July 10 update: CBC is reporting that the 6-year-old McDonald’s meal has been removed from eBay, because the auction site prohibits selling “unpackaged or expired food.” The Takeout placed a bid for $77 Canadian dollars, but was outbid—it went all the way up to $150. Man, people.
When I awoke to news that an Ontario man was auctioning off a 6-year-old, “never eaten” McDonald’s burger and fries, I immediately sent a message to my coworkers: “We are bidding on this.” A reply came back in seconds: “Hell yes we are.”
So, credit card hot in his hand, our fearless editor-in-chief Kevin Pang bid $77 real Canadian dollars on a decrepit but disconcertingly preserved hockey puck of a burger. The CBC’s story notes there were no bids as of last night; but today, the war is on, with more than 20 current bids.
Why are we doing this? I ask you instead: Why the hell not?
“It basically has petrified itself. It looks very sellable,” cheeseburger-and-fries owner Dave Alexander told CBC. “I’m going to assume that someone’s going to rehome my cheeseburger.”

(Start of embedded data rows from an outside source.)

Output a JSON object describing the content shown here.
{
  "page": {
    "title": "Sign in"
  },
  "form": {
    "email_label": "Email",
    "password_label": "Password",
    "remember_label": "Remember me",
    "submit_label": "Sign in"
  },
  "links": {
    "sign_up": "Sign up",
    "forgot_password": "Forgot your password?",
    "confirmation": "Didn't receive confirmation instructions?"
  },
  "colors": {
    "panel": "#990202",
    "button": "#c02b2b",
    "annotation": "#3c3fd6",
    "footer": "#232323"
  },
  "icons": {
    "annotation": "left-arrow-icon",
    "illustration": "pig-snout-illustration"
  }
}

The Takeout could be that home! The desks at our Chicago offices would be the perfect environment for this adoptable, petrified patty. It’s like a pet rock—but grosser!
I’m trying not to get my hopes up too much. After all, the auction still has six days left, and eventually we’re going to get a call from the accounting department about our company card expenses (again), and the desiccated fast-food meal could tragically elude us. Cross your fingers for us, team.
* Oops, we’ve already been outbid.